- NO-An Evidence-Based Approach to Unilateral Optic Nerve Edema
- NO-Developing a game plan for headaches and concussion protocol
- NO-Diving Deep into Concussions
- NO-ENT for the OD: Neuro-optometric Manifestations of Paranasal Sinus Disease
- NO-Is This Really Glaucoma?: Glaucoma Masqueraders Round-up
- NO-Mechanisms of Traumatic Brain Injury
- NO-Neurologic 'Dry' Eye
- NO-Pediatric Concussion: Where have We Been and Where are We Going?
- NO-Photophobia – When Light Hurts After Brain Injury, Migraine and Beyond
- NO-Pocket Aces: Alzheimer's & AMD How to Win the Hand Before It's Dealt
- NO-Sensory Systems and Neurodegenerative Processes
- NO-Sports EYEllustrated: Keep Your Head In The Game!
- NO-Swollen Optic Nerves from the OD to the Neuro-Ophthalmologist's Perspective
- NO-TBI/Concussion Examination Workshop for the Primary Care Practice
- NO-TBI: Visual Evaluation and Management
- NO-What a Pain! An Optometrist's Guide to Headaches
NO-Cervicogenic Eye Pain - When the Eye is a Pain in the Neck!
Non-specific eye pain with reading and computer use has increased dramatically since the onset of the pandemic and transition to remote learning and working from home. The most common etiology an optometrist will evaluate for is dry eye/ocular surface disease and oculomotor disorders like convergence insufficiency as the etiology of the patient's complaints. However, many of these patients have normal ocular health and binocular vision evaluations, and actually have an underlying neck problem. This course will review the pathophysiology of referred eye pain due to cervicogenic musculoskeletal/neuropathic etiology. It will provide primary care optometrists with the comprehensive knowledge of a cervicogenic evaluation from an orthopedic physical therapist, as well as screening examination techniques that can be implemented in the optometric exam room. It will also discuss ergonomic treatment recommendations and describe how different refractive prescriptions may exacerbate cervicogenic disorders using a case-based learning style.
Jacqueline Theis, O.D.
Sara Etheredge, DPT
AOA Expiration Date:
AOA and AFOS: ‘Cut through the noise’ and empower licensed doctors of optometry to provide greater access to care to veterans

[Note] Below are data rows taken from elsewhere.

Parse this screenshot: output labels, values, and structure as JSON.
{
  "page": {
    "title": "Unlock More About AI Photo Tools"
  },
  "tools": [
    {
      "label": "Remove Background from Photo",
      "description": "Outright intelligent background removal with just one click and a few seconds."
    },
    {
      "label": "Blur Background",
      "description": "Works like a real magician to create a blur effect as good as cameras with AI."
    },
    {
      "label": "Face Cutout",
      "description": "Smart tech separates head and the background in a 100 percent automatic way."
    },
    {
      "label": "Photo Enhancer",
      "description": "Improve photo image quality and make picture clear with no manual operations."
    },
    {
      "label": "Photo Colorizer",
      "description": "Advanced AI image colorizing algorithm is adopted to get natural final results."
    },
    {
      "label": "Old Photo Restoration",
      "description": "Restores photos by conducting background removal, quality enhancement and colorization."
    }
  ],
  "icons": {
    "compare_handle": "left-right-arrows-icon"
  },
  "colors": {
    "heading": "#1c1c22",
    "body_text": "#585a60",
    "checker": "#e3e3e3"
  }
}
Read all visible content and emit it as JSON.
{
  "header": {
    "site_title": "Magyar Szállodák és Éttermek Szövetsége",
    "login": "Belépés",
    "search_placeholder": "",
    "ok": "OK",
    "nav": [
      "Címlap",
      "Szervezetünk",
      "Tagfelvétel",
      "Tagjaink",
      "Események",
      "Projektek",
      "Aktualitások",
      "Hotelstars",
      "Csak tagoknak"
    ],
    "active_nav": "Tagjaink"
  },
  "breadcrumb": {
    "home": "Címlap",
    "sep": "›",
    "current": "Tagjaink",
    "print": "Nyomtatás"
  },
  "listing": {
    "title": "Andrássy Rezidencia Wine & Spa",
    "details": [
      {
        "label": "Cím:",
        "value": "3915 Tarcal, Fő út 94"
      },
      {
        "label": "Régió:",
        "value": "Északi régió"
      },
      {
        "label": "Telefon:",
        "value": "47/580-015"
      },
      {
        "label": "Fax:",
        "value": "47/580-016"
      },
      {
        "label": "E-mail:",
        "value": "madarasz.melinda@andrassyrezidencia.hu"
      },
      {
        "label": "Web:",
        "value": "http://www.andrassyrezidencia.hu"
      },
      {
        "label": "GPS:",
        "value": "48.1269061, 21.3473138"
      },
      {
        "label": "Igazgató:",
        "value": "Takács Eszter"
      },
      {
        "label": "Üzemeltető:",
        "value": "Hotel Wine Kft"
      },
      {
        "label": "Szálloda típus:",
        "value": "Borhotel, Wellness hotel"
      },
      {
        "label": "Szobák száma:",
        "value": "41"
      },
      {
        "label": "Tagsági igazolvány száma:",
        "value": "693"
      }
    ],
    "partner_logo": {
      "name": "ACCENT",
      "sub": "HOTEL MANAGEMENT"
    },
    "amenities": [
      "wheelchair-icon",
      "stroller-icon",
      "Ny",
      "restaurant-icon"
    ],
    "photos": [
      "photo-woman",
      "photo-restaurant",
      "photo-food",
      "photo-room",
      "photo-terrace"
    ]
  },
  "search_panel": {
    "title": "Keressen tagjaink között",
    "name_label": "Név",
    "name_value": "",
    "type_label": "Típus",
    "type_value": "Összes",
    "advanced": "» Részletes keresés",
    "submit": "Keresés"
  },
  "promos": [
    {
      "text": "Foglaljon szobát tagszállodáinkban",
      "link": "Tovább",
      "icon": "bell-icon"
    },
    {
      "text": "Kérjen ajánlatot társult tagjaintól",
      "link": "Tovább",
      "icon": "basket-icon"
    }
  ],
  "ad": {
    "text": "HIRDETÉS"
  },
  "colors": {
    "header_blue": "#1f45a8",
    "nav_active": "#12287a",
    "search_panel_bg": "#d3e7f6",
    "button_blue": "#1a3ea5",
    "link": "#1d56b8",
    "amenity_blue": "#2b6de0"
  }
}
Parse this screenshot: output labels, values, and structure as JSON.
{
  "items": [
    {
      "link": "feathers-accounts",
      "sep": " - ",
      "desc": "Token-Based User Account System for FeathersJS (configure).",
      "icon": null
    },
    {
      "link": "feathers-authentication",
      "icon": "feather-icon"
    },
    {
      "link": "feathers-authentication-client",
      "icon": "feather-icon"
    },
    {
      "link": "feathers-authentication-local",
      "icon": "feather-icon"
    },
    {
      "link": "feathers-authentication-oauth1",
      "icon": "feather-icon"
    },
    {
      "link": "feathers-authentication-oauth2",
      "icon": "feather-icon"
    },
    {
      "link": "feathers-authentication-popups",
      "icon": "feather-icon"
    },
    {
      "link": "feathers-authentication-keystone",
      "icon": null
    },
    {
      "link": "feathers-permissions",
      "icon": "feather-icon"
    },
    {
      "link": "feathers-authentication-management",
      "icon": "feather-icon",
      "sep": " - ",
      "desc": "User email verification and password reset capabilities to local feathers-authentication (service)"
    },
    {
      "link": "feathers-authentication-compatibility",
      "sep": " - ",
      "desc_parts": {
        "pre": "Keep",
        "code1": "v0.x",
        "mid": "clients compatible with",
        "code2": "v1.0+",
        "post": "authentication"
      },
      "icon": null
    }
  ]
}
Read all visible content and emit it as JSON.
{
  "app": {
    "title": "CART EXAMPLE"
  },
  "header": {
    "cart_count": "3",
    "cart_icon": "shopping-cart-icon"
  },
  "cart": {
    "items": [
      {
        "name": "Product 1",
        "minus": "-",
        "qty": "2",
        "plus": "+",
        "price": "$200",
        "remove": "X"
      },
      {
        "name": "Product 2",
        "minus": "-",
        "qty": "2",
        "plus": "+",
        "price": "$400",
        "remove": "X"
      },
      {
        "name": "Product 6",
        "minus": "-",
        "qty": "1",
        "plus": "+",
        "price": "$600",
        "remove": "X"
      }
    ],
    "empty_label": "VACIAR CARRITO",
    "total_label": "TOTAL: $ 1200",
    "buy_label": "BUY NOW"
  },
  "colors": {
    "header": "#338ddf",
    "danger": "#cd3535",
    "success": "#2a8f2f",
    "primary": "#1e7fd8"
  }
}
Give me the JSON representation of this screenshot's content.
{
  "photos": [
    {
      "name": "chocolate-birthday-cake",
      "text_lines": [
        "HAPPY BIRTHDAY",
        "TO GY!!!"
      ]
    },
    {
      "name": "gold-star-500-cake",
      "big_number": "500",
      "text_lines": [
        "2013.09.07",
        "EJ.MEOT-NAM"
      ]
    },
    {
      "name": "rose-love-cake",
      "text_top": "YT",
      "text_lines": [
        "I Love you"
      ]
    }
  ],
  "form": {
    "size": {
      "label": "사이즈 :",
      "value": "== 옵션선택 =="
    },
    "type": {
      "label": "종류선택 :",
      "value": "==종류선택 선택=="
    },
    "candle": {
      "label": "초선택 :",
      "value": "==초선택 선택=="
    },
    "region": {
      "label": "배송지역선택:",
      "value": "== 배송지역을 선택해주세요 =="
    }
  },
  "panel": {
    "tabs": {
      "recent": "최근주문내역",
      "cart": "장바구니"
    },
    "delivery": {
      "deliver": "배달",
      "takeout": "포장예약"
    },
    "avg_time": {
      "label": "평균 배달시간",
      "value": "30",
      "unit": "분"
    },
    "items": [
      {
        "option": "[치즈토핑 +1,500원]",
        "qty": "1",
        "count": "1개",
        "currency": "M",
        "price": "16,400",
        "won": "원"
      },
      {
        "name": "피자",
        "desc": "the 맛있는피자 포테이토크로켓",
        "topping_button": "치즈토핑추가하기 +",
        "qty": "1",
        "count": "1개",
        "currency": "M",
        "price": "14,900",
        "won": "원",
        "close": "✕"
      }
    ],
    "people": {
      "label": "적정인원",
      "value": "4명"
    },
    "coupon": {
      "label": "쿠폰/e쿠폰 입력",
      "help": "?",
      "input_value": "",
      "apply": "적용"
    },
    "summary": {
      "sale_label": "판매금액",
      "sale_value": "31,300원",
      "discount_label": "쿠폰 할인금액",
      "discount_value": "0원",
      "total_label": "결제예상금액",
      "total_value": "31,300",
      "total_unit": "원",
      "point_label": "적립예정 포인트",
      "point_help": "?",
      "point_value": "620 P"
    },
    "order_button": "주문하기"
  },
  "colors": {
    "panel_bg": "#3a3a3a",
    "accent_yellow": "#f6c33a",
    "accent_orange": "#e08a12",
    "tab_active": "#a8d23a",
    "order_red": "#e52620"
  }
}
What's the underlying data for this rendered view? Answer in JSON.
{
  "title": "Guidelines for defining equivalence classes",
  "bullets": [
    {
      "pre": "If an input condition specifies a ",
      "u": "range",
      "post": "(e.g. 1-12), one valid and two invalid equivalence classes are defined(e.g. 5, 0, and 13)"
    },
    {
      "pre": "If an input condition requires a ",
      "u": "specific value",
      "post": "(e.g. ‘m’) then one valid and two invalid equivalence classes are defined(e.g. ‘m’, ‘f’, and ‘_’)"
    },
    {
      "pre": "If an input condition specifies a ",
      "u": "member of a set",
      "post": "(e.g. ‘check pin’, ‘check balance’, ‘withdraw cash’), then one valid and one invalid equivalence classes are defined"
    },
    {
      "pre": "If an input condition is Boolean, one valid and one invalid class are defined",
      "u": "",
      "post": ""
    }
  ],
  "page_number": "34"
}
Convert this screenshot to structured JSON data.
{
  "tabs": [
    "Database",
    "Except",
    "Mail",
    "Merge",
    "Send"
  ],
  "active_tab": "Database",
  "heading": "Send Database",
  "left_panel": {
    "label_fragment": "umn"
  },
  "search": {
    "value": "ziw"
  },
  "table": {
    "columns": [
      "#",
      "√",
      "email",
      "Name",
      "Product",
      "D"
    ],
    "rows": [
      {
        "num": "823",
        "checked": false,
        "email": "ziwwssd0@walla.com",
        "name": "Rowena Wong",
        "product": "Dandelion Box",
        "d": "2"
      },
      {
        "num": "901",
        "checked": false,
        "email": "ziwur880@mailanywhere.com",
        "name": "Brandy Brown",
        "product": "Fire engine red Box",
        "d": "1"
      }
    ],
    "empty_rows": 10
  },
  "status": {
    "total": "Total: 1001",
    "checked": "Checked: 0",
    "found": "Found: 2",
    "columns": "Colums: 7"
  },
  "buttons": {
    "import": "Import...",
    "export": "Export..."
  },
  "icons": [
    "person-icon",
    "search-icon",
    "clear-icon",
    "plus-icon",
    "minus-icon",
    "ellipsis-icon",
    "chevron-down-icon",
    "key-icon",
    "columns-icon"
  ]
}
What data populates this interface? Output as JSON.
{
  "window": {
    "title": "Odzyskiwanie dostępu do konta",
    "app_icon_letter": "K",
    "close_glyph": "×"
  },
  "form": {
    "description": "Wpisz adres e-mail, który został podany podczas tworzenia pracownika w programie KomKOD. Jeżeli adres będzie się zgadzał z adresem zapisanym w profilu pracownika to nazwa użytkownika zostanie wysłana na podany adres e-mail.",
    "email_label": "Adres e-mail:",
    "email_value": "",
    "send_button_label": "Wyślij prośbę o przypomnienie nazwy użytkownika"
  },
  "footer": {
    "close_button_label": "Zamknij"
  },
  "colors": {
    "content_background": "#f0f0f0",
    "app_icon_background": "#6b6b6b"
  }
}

Eye care is the third-most requested health service by veterans at the VA—and doctors of optometry provide the majority of that care. Yet, as the Department of Veterans Affairs (VA) considers new national standards of practice for more than 50 health professions at its facilities, optometrists are making a winning case for expanding their role at an understaffed VA and are galvanizing against baseless attacks from organized medicine, ophthalmology and a few unbending legislators.
September is Paraoptometric Appreciation Month, celebrating optometric practice staff around the country. Two paraoptometric professionals who provide eye care as active-duty veterans in the United States Armed Forces share their stories.